▶ _Problem to work on_:
Each entry must be output exactly as it appears.

▶ _Extracted material_:
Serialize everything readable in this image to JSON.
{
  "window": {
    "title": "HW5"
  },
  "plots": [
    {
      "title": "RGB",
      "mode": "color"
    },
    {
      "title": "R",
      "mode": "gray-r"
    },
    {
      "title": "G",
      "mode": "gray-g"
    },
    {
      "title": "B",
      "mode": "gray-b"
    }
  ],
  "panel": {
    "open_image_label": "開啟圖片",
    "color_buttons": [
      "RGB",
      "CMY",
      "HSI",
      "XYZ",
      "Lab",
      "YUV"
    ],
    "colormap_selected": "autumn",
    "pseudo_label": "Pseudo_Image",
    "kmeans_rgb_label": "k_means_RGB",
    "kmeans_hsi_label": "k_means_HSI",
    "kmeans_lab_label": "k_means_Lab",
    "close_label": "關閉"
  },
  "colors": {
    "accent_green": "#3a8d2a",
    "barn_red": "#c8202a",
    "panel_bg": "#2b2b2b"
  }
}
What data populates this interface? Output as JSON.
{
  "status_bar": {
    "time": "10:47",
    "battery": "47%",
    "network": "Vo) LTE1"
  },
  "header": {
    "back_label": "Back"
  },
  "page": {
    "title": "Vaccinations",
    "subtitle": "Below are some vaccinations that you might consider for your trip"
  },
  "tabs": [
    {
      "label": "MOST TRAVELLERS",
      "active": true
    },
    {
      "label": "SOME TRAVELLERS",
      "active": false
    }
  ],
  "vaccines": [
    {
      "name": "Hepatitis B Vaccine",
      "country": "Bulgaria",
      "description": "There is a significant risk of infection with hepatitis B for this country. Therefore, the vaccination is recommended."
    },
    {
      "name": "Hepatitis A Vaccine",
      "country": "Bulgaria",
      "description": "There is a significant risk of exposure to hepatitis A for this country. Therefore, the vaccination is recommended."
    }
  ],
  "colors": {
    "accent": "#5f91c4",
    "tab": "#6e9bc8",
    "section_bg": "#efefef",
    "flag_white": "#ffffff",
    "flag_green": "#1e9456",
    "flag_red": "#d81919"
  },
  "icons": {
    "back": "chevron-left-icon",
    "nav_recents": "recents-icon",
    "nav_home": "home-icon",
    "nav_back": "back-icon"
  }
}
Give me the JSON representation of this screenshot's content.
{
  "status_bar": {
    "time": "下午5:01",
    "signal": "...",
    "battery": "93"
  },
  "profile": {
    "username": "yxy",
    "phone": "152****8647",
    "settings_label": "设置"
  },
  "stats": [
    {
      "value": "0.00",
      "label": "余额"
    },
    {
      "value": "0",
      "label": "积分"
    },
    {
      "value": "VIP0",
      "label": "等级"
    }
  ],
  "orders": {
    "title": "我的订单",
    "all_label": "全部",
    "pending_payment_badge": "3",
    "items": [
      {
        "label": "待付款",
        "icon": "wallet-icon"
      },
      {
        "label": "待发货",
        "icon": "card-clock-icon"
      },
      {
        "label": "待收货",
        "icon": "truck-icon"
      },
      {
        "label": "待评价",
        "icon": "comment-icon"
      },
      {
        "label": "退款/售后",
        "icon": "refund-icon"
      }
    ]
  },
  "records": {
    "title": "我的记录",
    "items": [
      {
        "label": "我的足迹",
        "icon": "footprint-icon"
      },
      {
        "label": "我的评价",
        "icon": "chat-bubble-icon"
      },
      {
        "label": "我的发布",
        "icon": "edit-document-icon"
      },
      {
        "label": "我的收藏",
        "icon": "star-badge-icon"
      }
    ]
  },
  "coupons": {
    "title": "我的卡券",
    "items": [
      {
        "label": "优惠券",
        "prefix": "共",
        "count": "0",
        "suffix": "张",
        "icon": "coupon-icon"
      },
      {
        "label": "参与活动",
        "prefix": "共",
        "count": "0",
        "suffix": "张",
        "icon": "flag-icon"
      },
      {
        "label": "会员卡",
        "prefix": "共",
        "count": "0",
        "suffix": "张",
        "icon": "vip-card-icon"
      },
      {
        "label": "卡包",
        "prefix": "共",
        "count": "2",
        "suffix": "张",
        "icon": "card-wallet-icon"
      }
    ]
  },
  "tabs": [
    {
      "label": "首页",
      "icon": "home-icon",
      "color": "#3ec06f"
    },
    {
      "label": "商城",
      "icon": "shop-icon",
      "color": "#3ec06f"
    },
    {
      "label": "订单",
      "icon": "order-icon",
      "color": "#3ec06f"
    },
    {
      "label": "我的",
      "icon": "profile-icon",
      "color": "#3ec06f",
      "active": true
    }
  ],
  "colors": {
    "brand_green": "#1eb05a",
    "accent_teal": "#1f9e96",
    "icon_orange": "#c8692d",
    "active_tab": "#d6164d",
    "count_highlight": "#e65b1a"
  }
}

▶ _Solved problem_:
Serialize everything readable in this image to JSON.
{
  "window": {
    "title": "HW5"
  },
  "plots": [
    {
      "title": "RGB",
      "mode": "color"
    },
    {
      "title": "R",
      "mode": "gray-r"
    },
    {
      "title": "G",
      "mode": "gray-g"
    },
    {
      "title": "B",
      "mode": "gray-b"
    }
  ],
  "panel": {
    "open_image_label": "開啟圖片",
    "color_buttons": [
      "RGB",
      "CMY",
      "HSI",
      "XYZ",
      "Lab",
      "YUV"
    ],
    "colormap_selected": "autumn",
    "pseudo_label": "Pseudo_Image",
    "kmeans_rgb_label": "k_means_RGB",
    "kmeans_hsi_label": "k_means_HSI",
    "kmeans_lab_label": "k_means_Lab",
    "close_label": "關閉"
  },
  "colors": {
    "accent_green": "#3a8d2a",
    "barn_red": "#c8202a",
    "panel_bg": "#2b2b2b"
  }
}
What data populates this interface? Output as JSON.
{
  "status_bar": {
    "time": "10:47",
    "battery": "47%",
    "network": "Vo) LTE1"
  },
  "header": {
    "back_label": "Back"
  },
  "page": {
    "title": "Vaccinations",
    "subtitle": "Below are some vaccinations that you might consider for your trip"
  },
  "tabs": [
    {
      "label": "MOST TRAVELLERS",
      "active": true
    },
    {
      "label": "SOME TRAVELLERS",
      "active": false
    }
  ],
  "vaccines": [
    {
      "name": "Hepatitis B Vaccine",
      "country": "Bulgaria",
      "description": "There is a significant risk of infection with hepatitis B for this country. Therefore, the vaccination is recommended."
    },
    {
      "name": "Hepatitis A Vaccine",
      "country": "Bulgaria",
      "description": "There is a significant risk of exposure to hepatitis A for this country. Therefore, the vaccination is recommended."
    }
  ],
  "colors": {
    "accent": "#5f91c4",
    "tab": "#6e9bc8",
    "section_bg": "#efefef",
    "flag_white": "#ffffff",
    "flag_green": "#1e9456",
    "flag_red": "#d81919"
  },
  "icons": {
    "back": "chevron-left-icon",
    "nav_recents": "recents-icon",
    "nav_home": "home-icon",
    "nav_back": "back-icon"
  }
}
Give me the JSON representation of this screenshot's content.
{
  "status_bar": {
    "time": "下午5:01",
    "signal": "...",
    "battery": "93"
  },
  "profile": {
    "username": "yxy",
    "phone": "152****8647",
    "settings_label": "设置"
  },
  "stats": [
    {
      "value": "0.00",
      "label": "余额"
    },
    {
      "value": "0",
      "label": "积分"
    },
    {
      "value": "VIP0",
      "label": "等级"
    }
  ],
  "orders": {
    "title": "我的订单",
    "all_label": "全部",
    "pending_payment_badge": "3",
    "items": [
      {
        "label": "待付款",
        "icon": "wallet-icon"
      },
      {
        "label": "待发货",
        "icon": "card-clock-icon"
      },
      {
        "label": "待收货",
        "icon": "truck-icon"
      },
      {
        "label": "待评价",
        "icon": "comment-icon"
      },
      {
        "label": "退款/售后",
        "icon": "refund-icon"
      }
    ]
  },
  "records": {
    "title": "我的记录",
    "items": [
      {
        "label": "我的足迹",
        "icon": "footprint-icon"
      },
      {
        "label": "我的评价",
        "icon": "chat-bubble-icon"
      },
      {
        "label": "我的发布",
        "icon": "edit-document-icon"
      },
      {
        "label": "我的收藏",
        "icon": "star-badge-icon"
      }
    ]
  },
  "coupons": {
    "title": "我的卡券",
    "items": [
      {
        "label": "优惠券",
        "prefix": "共",
        "count": "0",
        "suffix": "张",
        "icon": "coupon-icon"
      },
      {
        "label": "参与活动",
        "prefix": "共",
        "count": "0",
        "suffix": "张",
        "icon": "flag-icon"
      },
      {
        "label": "会员卡",
        "prefix": "共",
        "count": "0",
        "suffix": "张",
        "icon": "vip-card-icon"
      },
      {
        "label": "卡包",
        "prefix": "共",
        "count": "2",
        "suffix": "张",
        "icon": "card-wallet-icon"
      }
    ]
  },
  "tabs": [
    {
      "label": "首页",
      "icon": "home-icon",
      "color": "#3ec06f"
    },
    {
      "label": "商城",
      "icon": "shop-icon",
      "color": "#3ec06f"
    },
    {
      "label": "订单",
      "icon": "order-icon",
      "color": "#3ec06f"
    },
    {
      "label": "我的",
      "icon": "profile-icon",
      "color": "#3ec06f",
      "active": true
    }
  ],
  "colors": {
    "brand_green": "#1eb05a",
    "accent_teal": "#1f9e96",
    "icon_orange": "#c8692d",
    "active_tab": "#d6164d",
    "count_highlight": "#e65b1a"
  }
}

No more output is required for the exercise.